What economists call “macroeconomic variables” are numbers such as the gross domestic product, interest rates, tax revenue, government expenditure, exports, imports, consumption, and the like which are used to describe the economy at large.
A reader from Holland has sent us some questions for José Tapia on his article, “Towards a New Global Recession? Perspectives for 2016 and Beyond,” which appeared in the February, 2016, issue of Field Notes.
Though I have a medical degree and practiced general medicine for a brief period in Spain, I left clinical practice many years ago and have been involved in research and teaching in institutions of higher education in the United States for fifteen years.
On November 5, just three days before the presidential election, Hillary Clinton was quoted on the first page of The New York Times saying she believed “our economy is posed to really take off and thrive.
In the first part of this essay (Field Notes, November 2017), I argued that in the United States changes in greenhouse emissions, particularly of CO2, have been strongly linked to changes in the economy.
Advertising, cars, airplanes, air-conditioning systems, meat, and disposables are typical elements of present-day capitalism with large carbon footprints; that is, they imply major CO2 emissions.

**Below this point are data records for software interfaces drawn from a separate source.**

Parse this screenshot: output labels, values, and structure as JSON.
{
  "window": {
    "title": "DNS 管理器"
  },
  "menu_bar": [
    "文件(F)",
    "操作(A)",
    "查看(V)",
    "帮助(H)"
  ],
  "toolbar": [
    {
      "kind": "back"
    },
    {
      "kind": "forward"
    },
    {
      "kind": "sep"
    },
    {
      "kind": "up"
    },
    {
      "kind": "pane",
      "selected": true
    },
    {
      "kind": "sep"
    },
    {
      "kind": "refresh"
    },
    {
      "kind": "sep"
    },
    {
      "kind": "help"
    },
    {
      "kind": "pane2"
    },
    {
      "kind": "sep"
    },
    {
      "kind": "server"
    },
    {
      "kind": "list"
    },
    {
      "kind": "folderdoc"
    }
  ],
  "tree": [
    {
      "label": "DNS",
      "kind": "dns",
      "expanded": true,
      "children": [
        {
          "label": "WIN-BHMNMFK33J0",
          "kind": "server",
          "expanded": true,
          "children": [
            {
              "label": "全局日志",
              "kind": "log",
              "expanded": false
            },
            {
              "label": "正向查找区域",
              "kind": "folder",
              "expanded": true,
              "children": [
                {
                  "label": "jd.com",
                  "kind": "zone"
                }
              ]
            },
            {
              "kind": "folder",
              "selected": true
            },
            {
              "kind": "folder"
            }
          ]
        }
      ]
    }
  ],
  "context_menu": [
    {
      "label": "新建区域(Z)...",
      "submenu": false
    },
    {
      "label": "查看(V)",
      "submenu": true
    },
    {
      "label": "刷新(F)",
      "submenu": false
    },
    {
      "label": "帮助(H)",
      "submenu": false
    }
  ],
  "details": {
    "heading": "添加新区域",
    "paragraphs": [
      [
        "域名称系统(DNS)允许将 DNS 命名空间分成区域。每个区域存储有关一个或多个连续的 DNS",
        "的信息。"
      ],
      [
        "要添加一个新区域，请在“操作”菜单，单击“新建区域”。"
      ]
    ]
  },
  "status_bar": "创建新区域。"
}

As Guy Routh explained forty years ago in his magisterial book, The Origin of Economic Ideas, economics has preposterous origins. Since the time of Adam Smith, the new academic discipline was linked through the emerging class of merchants and manufacturers to the rich and powerful in general, and fulfilled the ideological role of presenting the emerging capitalist system as the best of all possible worlds.
On January 17, 2019, the Wall Street Journal published a statement signed by 3508 American economists, including four former chairs of the Federal Reserve, 27 Nobel laureates in economics, 15 former chairs of the Council of Economic Advisers, two former secretaries of the US Department of Treasury, and several economists who were my professors twenty years ago. The statement is so short that it is worth it to reproduce it in full.
Given that the Great Recession of 2008, despite its official termination in 2009, is clearly continuing on its gloomy way around the globe, it can only be cheering to learn that economic downturns are good for public health.
Let me start with a blunt statement: It seems to me quite likely that weather calamities will get worse in coming decades and major climate catastrophes implying many fatalities, perhaps many hundred million deaths, will occur before the end of the century.
Since the imposition of austerity policies on Portuguese society, I face a worse social situation in this small country, probably the poorest in Europe, every time I go back there. While the social consequences of austerity and the destruction of public services are probably less dramatic there than in Greece, they are nonetheless terrible. This is to introduce the few comments that follow on the recent interview of José Tapia (JT), Health and Economic Crises published in the Brooklyn Rail in October, 2014.